--- Record excerpts ---

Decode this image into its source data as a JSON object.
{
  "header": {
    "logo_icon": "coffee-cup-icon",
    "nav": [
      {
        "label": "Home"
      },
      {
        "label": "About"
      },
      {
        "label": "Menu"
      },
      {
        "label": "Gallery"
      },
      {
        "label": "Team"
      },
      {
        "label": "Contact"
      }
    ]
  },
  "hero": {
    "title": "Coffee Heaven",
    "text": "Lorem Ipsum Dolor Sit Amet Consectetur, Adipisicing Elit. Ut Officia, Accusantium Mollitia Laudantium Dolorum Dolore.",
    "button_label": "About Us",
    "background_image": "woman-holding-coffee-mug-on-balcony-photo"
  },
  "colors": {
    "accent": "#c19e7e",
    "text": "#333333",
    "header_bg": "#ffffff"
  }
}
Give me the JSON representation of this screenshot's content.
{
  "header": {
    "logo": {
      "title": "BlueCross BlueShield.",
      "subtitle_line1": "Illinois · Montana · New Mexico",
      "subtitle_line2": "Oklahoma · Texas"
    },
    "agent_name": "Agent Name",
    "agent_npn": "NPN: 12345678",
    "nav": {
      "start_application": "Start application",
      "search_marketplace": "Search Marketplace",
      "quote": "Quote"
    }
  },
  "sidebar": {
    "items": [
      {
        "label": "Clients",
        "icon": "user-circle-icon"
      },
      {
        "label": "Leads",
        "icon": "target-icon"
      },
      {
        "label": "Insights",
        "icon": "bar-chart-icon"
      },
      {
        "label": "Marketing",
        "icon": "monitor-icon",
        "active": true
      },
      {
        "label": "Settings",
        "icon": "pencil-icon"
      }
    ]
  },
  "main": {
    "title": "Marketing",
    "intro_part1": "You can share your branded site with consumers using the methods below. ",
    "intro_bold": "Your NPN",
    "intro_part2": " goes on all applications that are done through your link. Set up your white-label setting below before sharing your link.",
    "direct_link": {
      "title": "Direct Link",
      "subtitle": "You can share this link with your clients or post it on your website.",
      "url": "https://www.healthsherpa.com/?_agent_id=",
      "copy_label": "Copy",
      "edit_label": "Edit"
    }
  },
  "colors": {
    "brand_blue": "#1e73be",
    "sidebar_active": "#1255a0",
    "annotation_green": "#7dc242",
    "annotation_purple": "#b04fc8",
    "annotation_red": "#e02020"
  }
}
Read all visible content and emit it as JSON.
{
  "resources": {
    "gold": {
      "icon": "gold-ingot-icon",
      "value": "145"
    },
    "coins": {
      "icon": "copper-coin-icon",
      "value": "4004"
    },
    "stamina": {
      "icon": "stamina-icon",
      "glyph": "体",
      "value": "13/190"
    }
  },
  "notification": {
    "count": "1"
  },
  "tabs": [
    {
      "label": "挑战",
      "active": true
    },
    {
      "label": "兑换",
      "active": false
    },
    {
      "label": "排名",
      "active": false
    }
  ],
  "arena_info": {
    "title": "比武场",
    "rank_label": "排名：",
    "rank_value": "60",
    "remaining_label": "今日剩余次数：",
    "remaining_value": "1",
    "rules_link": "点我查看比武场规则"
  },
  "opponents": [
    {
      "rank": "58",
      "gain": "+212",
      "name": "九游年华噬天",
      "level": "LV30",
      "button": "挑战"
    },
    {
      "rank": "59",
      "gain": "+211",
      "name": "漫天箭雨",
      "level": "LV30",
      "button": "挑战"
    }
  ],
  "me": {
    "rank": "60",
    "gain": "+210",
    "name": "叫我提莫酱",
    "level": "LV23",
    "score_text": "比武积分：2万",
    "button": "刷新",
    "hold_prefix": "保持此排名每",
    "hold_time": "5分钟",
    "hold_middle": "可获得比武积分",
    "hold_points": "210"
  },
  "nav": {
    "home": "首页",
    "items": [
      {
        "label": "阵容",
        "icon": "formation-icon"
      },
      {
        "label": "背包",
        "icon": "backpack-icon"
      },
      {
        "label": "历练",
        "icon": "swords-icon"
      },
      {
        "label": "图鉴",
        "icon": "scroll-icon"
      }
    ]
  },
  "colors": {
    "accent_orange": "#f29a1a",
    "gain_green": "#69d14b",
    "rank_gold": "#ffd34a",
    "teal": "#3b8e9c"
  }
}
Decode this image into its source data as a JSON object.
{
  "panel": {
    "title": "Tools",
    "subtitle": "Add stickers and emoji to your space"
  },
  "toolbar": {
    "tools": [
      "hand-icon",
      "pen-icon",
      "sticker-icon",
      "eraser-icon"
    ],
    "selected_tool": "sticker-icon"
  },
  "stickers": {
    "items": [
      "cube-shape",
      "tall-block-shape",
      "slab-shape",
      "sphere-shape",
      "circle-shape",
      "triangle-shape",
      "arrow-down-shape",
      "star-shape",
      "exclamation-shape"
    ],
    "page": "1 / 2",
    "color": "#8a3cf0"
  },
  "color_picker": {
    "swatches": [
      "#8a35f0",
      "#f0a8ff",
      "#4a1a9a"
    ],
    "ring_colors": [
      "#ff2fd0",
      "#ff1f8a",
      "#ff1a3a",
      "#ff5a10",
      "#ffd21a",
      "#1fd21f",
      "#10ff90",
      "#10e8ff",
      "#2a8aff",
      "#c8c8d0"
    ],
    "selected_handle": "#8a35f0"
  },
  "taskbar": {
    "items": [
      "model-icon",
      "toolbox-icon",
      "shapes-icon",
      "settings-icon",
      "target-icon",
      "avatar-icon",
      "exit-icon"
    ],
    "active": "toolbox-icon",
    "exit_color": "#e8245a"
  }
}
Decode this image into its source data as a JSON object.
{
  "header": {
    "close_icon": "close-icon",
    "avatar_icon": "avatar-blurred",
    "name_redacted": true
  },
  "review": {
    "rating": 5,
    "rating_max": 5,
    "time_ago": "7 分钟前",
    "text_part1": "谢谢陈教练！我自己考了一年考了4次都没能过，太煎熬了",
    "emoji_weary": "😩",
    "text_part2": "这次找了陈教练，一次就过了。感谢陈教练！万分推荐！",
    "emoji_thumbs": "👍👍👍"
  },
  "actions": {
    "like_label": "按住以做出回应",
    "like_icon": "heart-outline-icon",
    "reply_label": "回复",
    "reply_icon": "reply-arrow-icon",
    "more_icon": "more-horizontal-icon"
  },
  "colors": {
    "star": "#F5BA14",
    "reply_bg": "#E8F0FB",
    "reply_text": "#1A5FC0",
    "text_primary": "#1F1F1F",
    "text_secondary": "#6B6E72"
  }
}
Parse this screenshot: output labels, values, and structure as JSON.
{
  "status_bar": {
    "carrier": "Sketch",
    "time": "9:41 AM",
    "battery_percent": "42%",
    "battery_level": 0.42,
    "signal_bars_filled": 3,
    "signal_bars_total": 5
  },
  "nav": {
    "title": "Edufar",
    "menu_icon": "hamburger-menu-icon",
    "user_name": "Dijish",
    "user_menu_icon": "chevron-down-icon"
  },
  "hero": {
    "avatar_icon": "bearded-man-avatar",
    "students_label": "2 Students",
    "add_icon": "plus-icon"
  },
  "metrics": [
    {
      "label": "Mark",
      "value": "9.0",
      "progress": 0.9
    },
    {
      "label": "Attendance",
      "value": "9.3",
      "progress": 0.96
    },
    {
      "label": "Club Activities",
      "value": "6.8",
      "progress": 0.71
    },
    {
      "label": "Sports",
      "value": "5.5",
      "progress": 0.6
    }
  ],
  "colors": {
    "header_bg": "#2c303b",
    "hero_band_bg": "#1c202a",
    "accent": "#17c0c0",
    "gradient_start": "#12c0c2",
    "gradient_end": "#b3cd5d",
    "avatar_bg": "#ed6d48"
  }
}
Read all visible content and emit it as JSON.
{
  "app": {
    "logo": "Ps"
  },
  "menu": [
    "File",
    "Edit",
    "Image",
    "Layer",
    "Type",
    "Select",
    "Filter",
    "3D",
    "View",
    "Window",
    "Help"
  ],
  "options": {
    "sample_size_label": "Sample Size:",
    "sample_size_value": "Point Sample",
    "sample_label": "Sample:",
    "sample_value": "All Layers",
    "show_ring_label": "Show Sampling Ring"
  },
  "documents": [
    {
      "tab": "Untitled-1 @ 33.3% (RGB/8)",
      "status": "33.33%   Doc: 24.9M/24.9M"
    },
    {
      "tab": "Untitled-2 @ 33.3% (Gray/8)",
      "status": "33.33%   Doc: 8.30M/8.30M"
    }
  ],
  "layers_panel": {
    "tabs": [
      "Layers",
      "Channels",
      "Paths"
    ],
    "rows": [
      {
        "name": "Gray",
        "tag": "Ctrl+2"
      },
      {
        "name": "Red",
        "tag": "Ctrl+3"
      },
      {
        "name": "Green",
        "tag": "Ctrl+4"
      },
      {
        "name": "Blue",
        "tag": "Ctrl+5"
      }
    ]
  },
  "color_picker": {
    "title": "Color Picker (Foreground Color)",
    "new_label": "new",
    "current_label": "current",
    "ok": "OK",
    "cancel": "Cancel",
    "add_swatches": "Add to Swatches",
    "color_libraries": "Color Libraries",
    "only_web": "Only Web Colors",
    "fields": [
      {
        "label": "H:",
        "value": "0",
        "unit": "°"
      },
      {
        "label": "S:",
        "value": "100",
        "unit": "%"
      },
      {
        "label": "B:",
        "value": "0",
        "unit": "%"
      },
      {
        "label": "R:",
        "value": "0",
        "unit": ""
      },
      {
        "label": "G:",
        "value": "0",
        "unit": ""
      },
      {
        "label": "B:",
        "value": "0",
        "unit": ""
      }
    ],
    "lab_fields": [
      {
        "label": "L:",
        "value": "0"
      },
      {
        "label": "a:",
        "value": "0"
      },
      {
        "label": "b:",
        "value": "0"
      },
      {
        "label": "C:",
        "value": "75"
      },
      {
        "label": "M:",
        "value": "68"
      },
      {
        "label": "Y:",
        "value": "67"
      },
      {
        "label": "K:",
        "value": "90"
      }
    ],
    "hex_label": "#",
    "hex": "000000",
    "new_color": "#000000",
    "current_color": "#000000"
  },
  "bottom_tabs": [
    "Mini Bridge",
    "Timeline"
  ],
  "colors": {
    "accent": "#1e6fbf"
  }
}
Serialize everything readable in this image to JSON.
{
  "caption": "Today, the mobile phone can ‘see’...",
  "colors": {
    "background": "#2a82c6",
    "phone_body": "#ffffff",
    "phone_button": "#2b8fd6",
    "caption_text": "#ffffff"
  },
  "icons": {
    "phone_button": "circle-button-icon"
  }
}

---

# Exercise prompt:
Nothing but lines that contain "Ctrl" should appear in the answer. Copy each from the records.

# Task answer:
        "tag": "Ctrl+2"
        "tag": "Ctrl+3"
        "tag": "Ctrl+4"
        "tag": "Ctrl+5"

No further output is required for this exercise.